A demand of this kind was not made of Egypt or Jordan when Israel signed peace agreements with those countries, and it constitutes an entirely useless obstacle on the road to peace with the Palestinians. It will be more than sufficient to ask the Palestinians to recognize the legitimacy of the state of Israel, a state whose territorial boundaries and political identity are known to all. On our part, we also will be recognizing not so much the Palestinian people, which one day may merge with the people of Jordan, as an independent and sovereign Palestinian state within the 1967 borders.
Framing the issue in this way makes sense for two reasons. First, the question of Jewish nationality is, in fact, very complicated, even for Jews themselves, as many consider themselves Jewish only in a religious sense.
Second, the Palestinians’ refusal to recognize Israel as a Jewish state is motivated by, among other things, the presence of a Palestinian minority in Israel. But relations between Israel’s Jewish majority and Arab minority is an internal, delicate question in which it is not wise to involve Palestinians outside of Israel. For more than 60 years, the two groups have managed to live together in an acceptable manner, confronting with relative dignity the inferno of terrorism and the occupation of the West Bank and Gaza strip. With the advent of peace, we all hope that this bond will become consolidated around a common Israeli citizenship.

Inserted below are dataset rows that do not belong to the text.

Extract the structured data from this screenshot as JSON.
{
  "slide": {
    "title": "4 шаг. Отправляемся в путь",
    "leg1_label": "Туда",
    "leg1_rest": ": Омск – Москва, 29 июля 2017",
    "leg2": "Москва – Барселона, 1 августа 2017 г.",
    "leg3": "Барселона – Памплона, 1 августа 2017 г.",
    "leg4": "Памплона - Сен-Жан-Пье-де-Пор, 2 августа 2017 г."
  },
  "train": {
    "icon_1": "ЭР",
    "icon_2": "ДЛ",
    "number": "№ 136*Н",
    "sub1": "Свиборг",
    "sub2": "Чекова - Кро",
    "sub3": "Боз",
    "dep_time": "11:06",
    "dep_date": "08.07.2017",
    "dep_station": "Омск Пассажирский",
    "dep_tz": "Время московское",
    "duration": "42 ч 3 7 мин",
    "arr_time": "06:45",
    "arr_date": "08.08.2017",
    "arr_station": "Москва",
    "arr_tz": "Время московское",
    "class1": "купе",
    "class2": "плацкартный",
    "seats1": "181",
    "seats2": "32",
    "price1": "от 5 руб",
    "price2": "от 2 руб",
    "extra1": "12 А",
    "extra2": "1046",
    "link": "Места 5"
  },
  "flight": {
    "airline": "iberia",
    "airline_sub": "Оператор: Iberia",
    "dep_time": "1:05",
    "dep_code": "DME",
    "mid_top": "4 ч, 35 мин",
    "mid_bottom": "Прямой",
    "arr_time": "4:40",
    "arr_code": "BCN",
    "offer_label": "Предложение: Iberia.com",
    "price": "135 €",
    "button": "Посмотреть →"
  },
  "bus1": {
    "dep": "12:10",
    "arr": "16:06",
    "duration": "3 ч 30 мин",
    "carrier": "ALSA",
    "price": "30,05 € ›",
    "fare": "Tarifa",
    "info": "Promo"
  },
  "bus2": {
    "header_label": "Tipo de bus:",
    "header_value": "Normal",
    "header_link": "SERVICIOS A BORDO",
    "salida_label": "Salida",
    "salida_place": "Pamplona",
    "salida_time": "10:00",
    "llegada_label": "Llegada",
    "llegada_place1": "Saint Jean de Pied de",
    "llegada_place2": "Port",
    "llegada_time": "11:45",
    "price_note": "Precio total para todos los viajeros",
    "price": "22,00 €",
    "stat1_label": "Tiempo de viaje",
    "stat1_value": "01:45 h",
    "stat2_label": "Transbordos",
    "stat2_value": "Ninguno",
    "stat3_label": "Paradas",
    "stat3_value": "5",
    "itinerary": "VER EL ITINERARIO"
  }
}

There will be enough problems in negotiating the creation of a Palestinian state, so we should avoid adding other, gratuitous obstacles. Let’s focus on resolving the most important of the problems – demilitarization, settlements, borders, and refugees – and allow the reality of peace to leave behind, or postpone until the distant future, the solution of problems that are essentially historical and theological.